▶ **Task directions**
Scan the listing beneath this sentence. Report each line with the word "DIAMONDS".

══ Given entries

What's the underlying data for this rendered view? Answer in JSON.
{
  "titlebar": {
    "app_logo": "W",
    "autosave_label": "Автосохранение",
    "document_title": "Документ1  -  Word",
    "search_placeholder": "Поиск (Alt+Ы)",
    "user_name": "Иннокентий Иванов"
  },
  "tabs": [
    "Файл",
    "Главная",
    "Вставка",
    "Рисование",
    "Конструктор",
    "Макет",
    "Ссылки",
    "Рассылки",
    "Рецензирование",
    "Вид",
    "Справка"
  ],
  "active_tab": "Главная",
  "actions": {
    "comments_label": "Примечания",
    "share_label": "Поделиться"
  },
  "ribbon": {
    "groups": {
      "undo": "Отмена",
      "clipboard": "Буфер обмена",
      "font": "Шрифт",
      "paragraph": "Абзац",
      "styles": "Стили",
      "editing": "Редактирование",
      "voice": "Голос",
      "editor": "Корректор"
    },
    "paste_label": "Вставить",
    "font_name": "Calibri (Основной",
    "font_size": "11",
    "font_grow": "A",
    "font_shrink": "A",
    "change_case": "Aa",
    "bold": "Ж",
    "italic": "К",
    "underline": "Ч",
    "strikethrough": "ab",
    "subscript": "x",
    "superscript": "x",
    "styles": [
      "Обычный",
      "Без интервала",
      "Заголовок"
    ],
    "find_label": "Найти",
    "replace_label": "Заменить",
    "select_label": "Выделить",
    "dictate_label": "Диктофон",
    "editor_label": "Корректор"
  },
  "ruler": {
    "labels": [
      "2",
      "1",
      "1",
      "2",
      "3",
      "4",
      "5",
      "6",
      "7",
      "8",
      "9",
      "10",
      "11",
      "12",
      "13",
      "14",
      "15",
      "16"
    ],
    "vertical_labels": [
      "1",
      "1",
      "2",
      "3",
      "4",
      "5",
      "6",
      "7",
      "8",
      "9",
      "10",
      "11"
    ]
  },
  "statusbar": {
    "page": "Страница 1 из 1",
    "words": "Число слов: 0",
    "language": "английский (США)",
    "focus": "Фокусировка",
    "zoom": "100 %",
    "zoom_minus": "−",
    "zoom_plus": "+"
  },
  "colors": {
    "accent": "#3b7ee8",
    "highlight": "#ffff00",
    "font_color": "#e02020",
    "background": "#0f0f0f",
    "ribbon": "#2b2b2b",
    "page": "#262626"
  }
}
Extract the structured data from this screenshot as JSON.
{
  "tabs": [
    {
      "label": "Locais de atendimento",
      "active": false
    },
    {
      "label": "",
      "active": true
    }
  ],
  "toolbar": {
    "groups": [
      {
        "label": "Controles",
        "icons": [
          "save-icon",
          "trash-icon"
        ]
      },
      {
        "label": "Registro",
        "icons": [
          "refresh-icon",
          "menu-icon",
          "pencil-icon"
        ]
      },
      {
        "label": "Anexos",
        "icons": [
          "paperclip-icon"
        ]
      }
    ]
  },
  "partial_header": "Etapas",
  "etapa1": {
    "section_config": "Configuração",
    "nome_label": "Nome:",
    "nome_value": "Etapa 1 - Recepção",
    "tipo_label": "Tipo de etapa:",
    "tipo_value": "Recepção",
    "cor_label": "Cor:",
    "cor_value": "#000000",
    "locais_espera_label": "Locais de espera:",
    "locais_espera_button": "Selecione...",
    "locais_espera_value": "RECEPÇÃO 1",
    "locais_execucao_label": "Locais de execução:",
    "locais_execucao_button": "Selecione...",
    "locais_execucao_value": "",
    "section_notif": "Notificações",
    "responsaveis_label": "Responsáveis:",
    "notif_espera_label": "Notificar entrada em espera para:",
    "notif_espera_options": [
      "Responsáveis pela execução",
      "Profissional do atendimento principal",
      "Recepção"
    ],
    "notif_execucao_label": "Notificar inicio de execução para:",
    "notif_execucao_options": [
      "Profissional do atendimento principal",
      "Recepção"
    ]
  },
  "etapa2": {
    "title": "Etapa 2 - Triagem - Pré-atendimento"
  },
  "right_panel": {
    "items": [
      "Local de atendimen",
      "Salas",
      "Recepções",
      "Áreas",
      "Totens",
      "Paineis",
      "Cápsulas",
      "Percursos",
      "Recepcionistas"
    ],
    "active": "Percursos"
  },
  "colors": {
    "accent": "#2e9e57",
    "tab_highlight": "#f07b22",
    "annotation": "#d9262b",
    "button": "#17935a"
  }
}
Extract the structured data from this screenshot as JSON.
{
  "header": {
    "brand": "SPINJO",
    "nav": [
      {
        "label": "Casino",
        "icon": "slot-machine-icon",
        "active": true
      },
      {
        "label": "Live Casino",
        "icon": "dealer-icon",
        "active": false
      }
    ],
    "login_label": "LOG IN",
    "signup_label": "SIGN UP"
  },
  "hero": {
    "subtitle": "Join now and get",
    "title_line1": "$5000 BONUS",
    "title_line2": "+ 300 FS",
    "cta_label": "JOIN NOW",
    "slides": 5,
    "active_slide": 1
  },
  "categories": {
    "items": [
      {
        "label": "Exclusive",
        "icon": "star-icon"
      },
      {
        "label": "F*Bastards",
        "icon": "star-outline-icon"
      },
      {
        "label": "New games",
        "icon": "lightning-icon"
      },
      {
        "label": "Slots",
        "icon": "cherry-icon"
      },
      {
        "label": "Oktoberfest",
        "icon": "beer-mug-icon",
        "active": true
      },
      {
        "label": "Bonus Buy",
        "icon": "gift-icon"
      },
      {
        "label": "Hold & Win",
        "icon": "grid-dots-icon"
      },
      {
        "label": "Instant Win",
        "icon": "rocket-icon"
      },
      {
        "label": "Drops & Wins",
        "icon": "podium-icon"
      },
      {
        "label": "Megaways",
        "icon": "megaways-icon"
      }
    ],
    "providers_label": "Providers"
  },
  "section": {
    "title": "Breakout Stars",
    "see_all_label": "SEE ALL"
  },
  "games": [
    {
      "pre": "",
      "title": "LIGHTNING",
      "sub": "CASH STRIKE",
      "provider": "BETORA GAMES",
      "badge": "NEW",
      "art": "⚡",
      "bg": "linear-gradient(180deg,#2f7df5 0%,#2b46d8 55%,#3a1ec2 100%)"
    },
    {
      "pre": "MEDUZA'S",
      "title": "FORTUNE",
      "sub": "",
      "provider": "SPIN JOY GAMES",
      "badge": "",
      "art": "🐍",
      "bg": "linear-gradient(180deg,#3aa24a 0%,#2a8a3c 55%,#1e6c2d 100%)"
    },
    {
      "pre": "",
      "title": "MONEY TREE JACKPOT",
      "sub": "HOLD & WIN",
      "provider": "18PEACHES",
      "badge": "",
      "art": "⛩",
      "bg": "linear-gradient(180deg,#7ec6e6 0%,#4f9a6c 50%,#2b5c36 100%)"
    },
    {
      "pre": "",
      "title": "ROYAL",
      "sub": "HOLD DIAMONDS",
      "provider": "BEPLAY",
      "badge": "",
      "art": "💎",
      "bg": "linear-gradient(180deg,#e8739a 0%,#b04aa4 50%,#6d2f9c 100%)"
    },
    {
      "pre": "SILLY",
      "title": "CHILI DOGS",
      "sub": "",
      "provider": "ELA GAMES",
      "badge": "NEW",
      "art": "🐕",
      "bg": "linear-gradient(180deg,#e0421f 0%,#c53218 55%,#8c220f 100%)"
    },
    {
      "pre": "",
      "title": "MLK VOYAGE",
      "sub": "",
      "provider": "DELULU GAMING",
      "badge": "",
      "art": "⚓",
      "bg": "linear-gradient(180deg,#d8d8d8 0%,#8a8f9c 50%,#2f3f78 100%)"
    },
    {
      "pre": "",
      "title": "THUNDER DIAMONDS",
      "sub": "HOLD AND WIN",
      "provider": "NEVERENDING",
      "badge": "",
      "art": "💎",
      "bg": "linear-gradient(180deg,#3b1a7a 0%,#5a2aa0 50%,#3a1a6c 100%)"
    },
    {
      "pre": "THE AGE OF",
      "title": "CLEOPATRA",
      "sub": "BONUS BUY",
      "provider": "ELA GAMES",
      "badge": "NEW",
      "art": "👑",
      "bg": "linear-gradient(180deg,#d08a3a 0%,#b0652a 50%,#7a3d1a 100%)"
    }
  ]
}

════

▶ **Result for this task**
      "sub": "HOLD DIAMONDS",
      "title": "THUNDER DIAMONDS",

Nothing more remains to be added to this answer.